Minority spokesperson for Finance has said the cedi’s depreciation is a sign of the failure of a government programme to ensure food sufficiency.
Cassiel Ato Forson, a former deputy Finance minister said the depreciation shows Ghana’s demand for imports is still high despite the aim of the Planting for Food and Jobs to reduce this.
Importation requires foreign currency and as businesses continually demand it, the cedi grows weak from poor demand and depreciation sets in.
With the cedi trading close to ¢5 to a dollar and more than ¢5 on the black market, all eyes appear to be on the government.
Vice-President Dr. Mahamudu Bawumia who was critical of the previous government’s handling of the currency has defended the government’s record as better than the Mahama administration.
He said the rate of depreciation has been slower than the previous six years.

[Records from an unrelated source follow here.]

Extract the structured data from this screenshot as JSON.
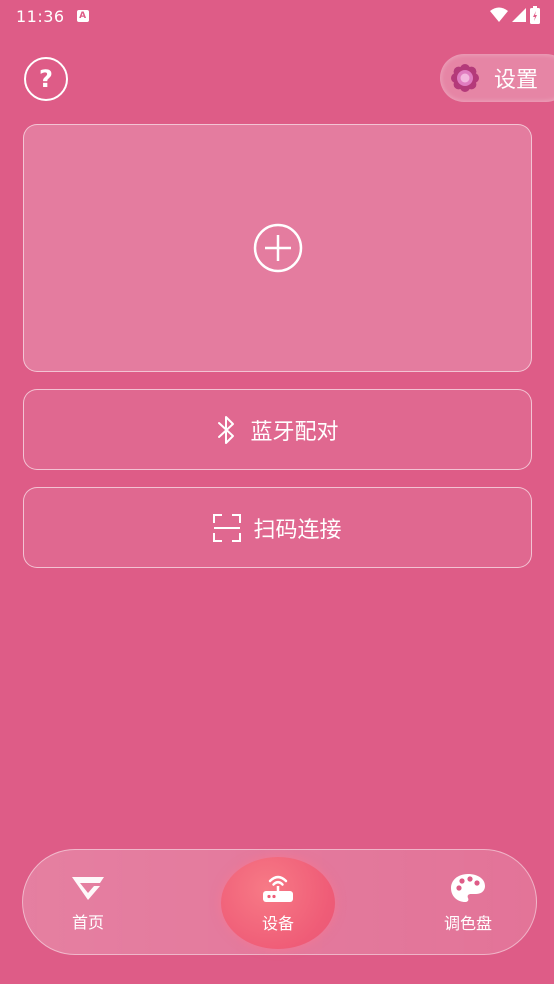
{
  "status_bar": {
    "time": "11:36",
    "notif_letter": "A"
  },
  "header": {
    "help_symbol": "?",
    "settings_label": "设置"
  },
  "add_card": {
    "icon": "plus-circle-icon"
  },
  "actions": {
    "bluetooth_label": "蓝牙配对",
    "scan_label": "扫码连接"
  },
  "nav": {
    "home_label": "首页",
    "device_label": "设备",
    "palette_label": "调色盘",
    "active": "设备"
  },
  "colors": {
    "background": "#de5c87",
    "active_bubble": "#ef5c77",
    "text": "#ffffff"
  }
}
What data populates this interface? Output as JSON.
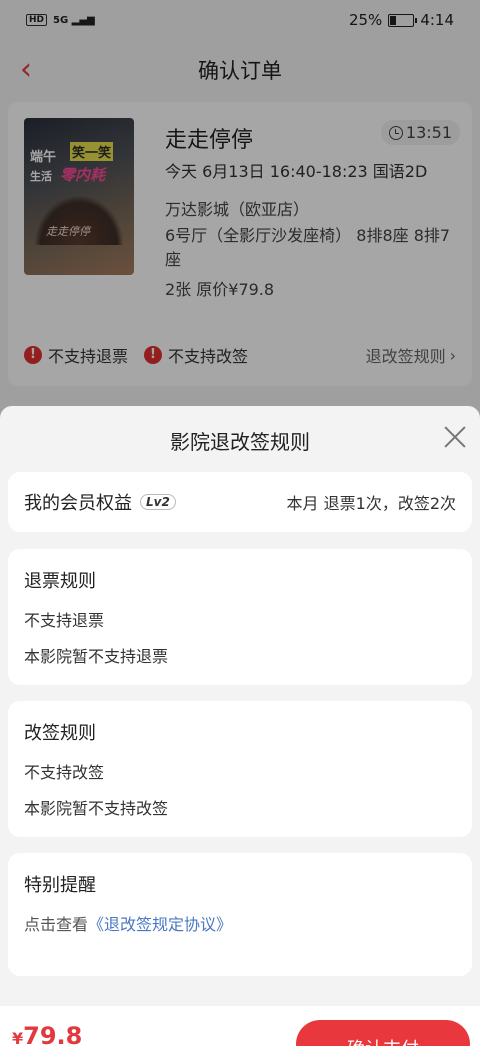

After close to nine months, the cedi has lost 7% of its value.
But Ato Forson who is also the NDC MP for Ajumako/Enyan/Esiam said he expects the decline to get worse in November and December when Christmas festivities trigger an increase in importations.
He has also rejected Bawumia’s explanation that the dollar has become attractive to investors because the US Federal Reserve has increased interest rates.
The MP said the Bawumia’s party, the New Patriotic Party (NPP), did not accept a similar explanation from the previous government when it said external forces had caused depreciation.
Ato Forson said two important factors that helped the NDC government manage the exchange rate was the millions of dollars that accrued to government as revenue from oil production.
He said between 2016 and 2017, government recorded almost 100% increase in dollar inflows from new oil wells.
There was also a major boost in cocoa production from 850,000 tonnes to almost a million tonnes which brought in foreign exchange to ease the pressure.
The former Deputy Finance minister explained that the balance of payment sheet can determine the cause of the depreciation.
This sheet he said shows how much government is exporting against importations.
The Planting for Food and Jobs, government’s flagship agricultural policy could have helped in increasing exports which brings in more foreign currency, he added.
The Ministry of Food and Agriculture has said the programme yielded harvest worth ¢1.2 billion in 2017 after more than 200,000 farmers cultivated 345,000 hectares.
Crops targeted under the initiative include maize, sorghum, soybeans, rice and some vegetables such as tomato, onion, chili pepper.
But the policy has been a failure, the former Deputy minister criticized.
“I am yet to see the impact of the Planting for Food and Jobs on balance of payment, whether it is reducing importation of food items like rice”
He expressed disappointment in the Vice-President for failing to apologise to Ghanaians when he addressed the cedi’s depreciation.